“Je voudrois que les cordes fussent un peu plus grosses au même ton et par consequent plus tendues. C’est ainsi que je fais jouer mes élèves. Il faut beaucoup plus de force dans les doigts, l’exécution est plus difficile, mais le jeus plus net, le son plus beau.

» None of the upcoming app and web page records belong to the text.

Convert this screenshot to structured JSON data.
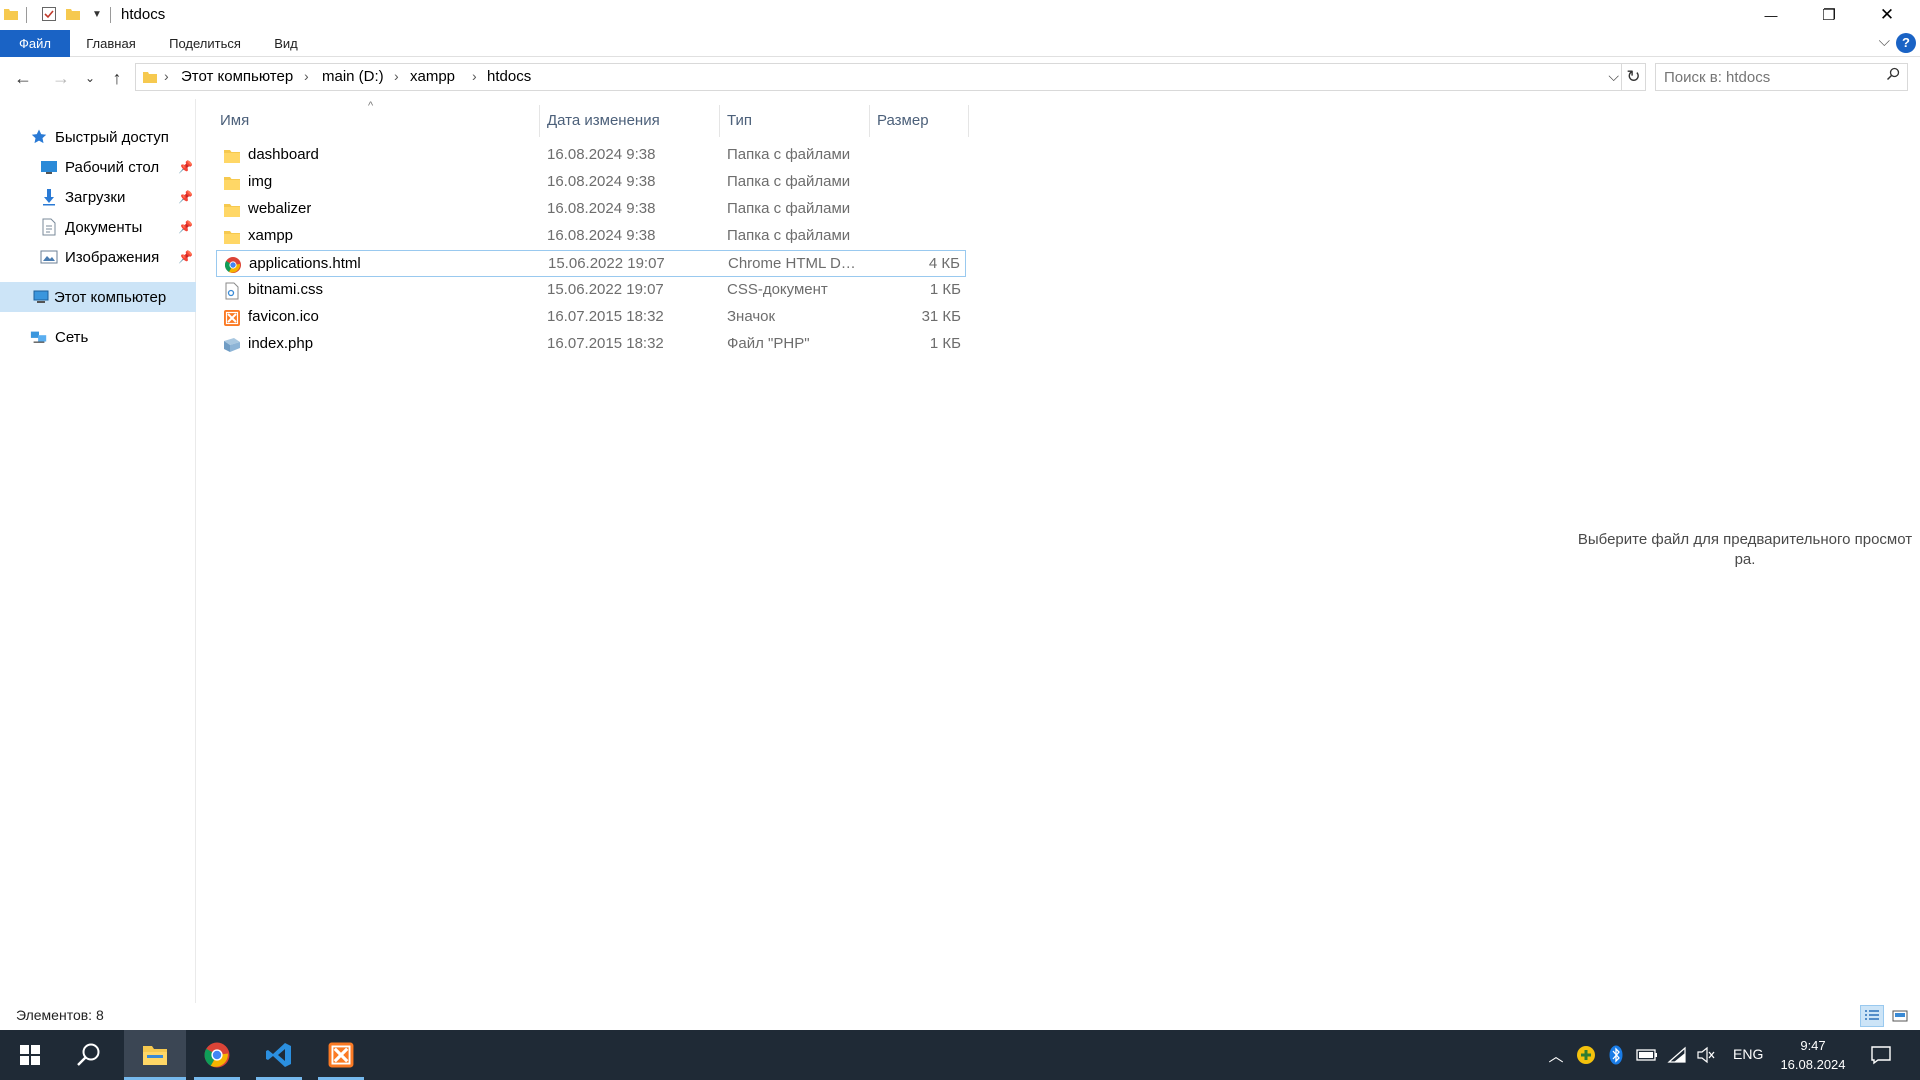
{
  "window": {
    "title": "htdocs",
    "minimize_glyph": "—",
    "maximize_glyph": "❐",
    "close_glyph": "✕"
  },
  "ribbon": {
    "tabs": [
      "Файл",
      "Главная",
      "Поделиться",
      "Вид"
    ],
    "help_glyph": "?"
  },
  "address": {
    "path": [
      "Этот компьютер",
      "main (D:)",
      "xampp",
      "htdocs"
    ]
  },
  "search": {
    "placeholder": "Поиск в: htdocs"
  },
  "sidebar": {
    "quick_access": "Быстрый доступ",
    "items": [
      {
        "label": "Рабочий стол",
        "icon": "desktop-icon",
        "pinned": true
      },
      {
        "label": "Загрузки",
        "icon": "downloads-icon",
        "pinned": true
      },
      {
        "label": "Документы",
        "icon": "documents-icon",
        "pinned": true
      },
      {
        "label": "Изображения",
        "icon": "pictures-icon",
        "pinned": true
      }
    ],
    "this_pc": "Этот компьютер",
    "network": "Сеть"
  },
  "columns": {
    "name": "Имя",
    "date": "Дата изменения",
    "type": "Тип",
    "size": "Размер"
  },
  "files": [
    {
      "name": "dashboard",
      "date": "16.08.2024 9:38",
      "type": "Папка с файлами",
      "size": "",
      "icon": "folder-icon"
    },
    {
      "name": "img",
      "date": "16.08.2024 9:38",
      "type": "Папка с файлами",
      "size": "",
      "icon": "folder-icon"
    },
    {
      "name": "webalizer",
      "date": "16.08.2024 9:38",
      "type": "Папка с файлами",
      "size": "",
      "icon": "folder-icon"
    },
    {
      "name": "xampp",
      "date": "16.08.2024 9:38",
      "type": "Папка с файлами",
      "size": "",
      "icon": "folder-icon"
    },
    {
      "name": "applications.html",
      "date": "15.06.2022 19:07",
      "type": "Chrome HTML Do...",
      "size": "4 КБ",
      "icon": "chrome-icon"
    },
    {
      "name": "bitnami.css",
      "date": "15.06.2022 19:07",
      "type": "CSS-документ",
      "size": "1 КБ",
      "icon": "css-file-icon"
    },
    {
      "name": "favicon.ico",
      "date": "16.07.2015 18:32",
      "type": "Значок",
      "size": "31 КБ",
      "icon": "xampp-icon"
    },
    {
      "name": "index.php",
      "date": "16.07.2015 18:32",
      "type": "Файл \"PHP\"",
      "size": "1 КБ",
      "icon": "php-file-icon"
    }
  ],
  "preview": {
    "line1": "Выберите файл для предварительного просмот",
    "line2": "ра."
  },
  "status": {
    "count": "Элементов: 8"
  },
  "taskbar": {
    "language": "ENG",
    "time": "9:47",
    "date": "16.08.2024"
  },
  "colors": {
    "accent": "#1a63c5",
    "selection": "#cce4f7",
    "folder": "#f6c94f",
    "taskbar": "#1f2a36"
  }
}
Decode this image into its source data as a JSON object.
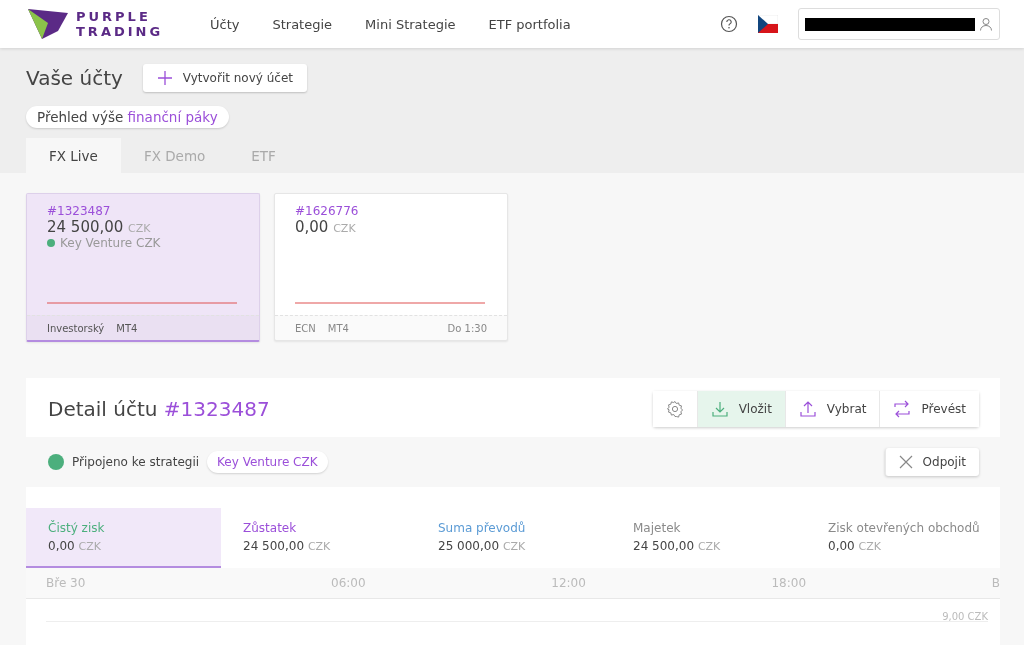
{
  "header": {
    "logo": [
      "PURPLE",
      "TRADING"
    ],
    "nav": [
      {
        "label": "Účty"
      },
      {
        "label": "Strategie"
      },
      {
        "label": "Mini Strategie"
      },
      {
        "label": "ETF portfolia"
      }
    ]
  },
  "page": {
    "title": "Vaše účty",
    "create_button": "Vytvořit nový účet",
    "leverage_pill": "Přehled výše **finanční páky**"
  },
  "tabs": [
    {
      "label": "FX Live",
      "selected": true
    },
    {
      "label": "FX Demo",
      "selected": false
    },
    {
      "label": "ETF",
      "selected": false
    }
  ],
  "accounts": [
    {
      "number": "#1323487",
      "amount": "24 500,00",
      "currency": "CZK",
      "strategy": "Key Venture CZK",
      "selected": true,
      "footer": [
        "Investorský",
        "MT4"
      ]
    },
    {
      "number": "#1626776",
      "amount": "0,00",
      "currency": "CZK",
      "selected": false,
      "footer": [
        "ECN",
        "MT4"
      ],
      "leverage": "Do 1:30"
    }
  ],
  "detail": {
    "title": "Detail účtu",
    "number": "#1323487",
    "actions": [
      {
        "kind": "settings"
      },
      {
        "kind": "deposit",
        "label": "Vložit",
        "selected": true
      },
      {
        "kind": "withdraw",
        "label": "Vybrat",
        "selected": false
      },
      {
        "kind": "transfer",
        "label": "Převést",
        "selected": false
      }
    ],
    "connected": "Připojeno ke strategii",
    "strategy": "Key Venture CZK",
    "disconnect": "Odpojit",
    "metrics": [
      {
        "label": "Čistý zisk",
        "value": "0,00",
        "currency": "CZK",
        "color": "#4caf7d",
        "selected": true
      },
      {
        "label": "Zůstatek",
        "value": "24 500,00",
        "currency": "CZK",
        "color": "#9b4fd9",
        "selected": false
      },
      {
        "label": "Suma převodů",
        "value": "25 000,00",
        "currency": "CZK",
        "color": "#5b9bd5",
        "selected": false
      },
      {
        "label": "Majetek",
        "value": "24 500,00",
        "currency": "CZK",
        "color": "#8a8a8a",
        "selected": false
      },
      {
        "label": "Zisk otevřených obchodů",
        "value": "0,00",
        "currency": "CZK",
        "color": "#8a8a8a",
        "selected": false
      }
    ],
    "time_axis": [
      "Bře 30",
      "06:00",
      "12:00",
      "18:00",
      "B"
    ],
    "y_label": "9,00 CZK"
  }
}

Il en résulte que les cordes tirant advantage sur la Harpe il faut des tables d’une grande solidité, sans quoi ells ne résisteroient pas à cette forte tension.”10
It is telling that later in the same text, Mme. de Genlis also describes Cousineau’s harps thusly—
"Les Harpes de Mr. Cousineau ont en général un beau son, mais ses tables sont faibles et ses mécaniques d'une extrême fragilité."11 (Genlis 1811, p. 11)
Guillaume-Pierre-Antoine Gatayes echoes de Genlis’ sentiments in his method book, claiming that “all harps are strung with strings that are too thin; it is true that this fault is that of the instrument, as the soundboard is too weak to resist the strong tension of thicker string; one must therefore, when one can, choose only harps that are very solid…” (Gatayes 1790). Robert-Nicholas-Charles Bochsa similarly encourages the use of heavier-than-standard strings in his 1820 Petite Méthode pour la harpe—
“Il est indispensable pour obtenir un beau son de la Harpe de la monter généralement en cordes un peu fortes. Par là on évite le son criard et frisé qu’ont toutes les Harpes montées en cordes trop fines.” (Genlis 1811, p. 12)12
Given the clear lack of true standardization of stringing during this period, it is hardly surprising that modern performers using period instruments (or indeed reconstructions thereof) rely on a combination of information gained from period string gauges, advice from these method books, and personal experimentation, experience, and tailoring to the specific needs of each instrument. This being said, today's performers, harp restorers, and scholars have generally agreed on a standard of stringing for most 18th and early 19th century harps, with crochet harps usually strung about two full octaves lighter than modern standard strings, such that, for example, a modern C5 string would be used on a French harp as a C3.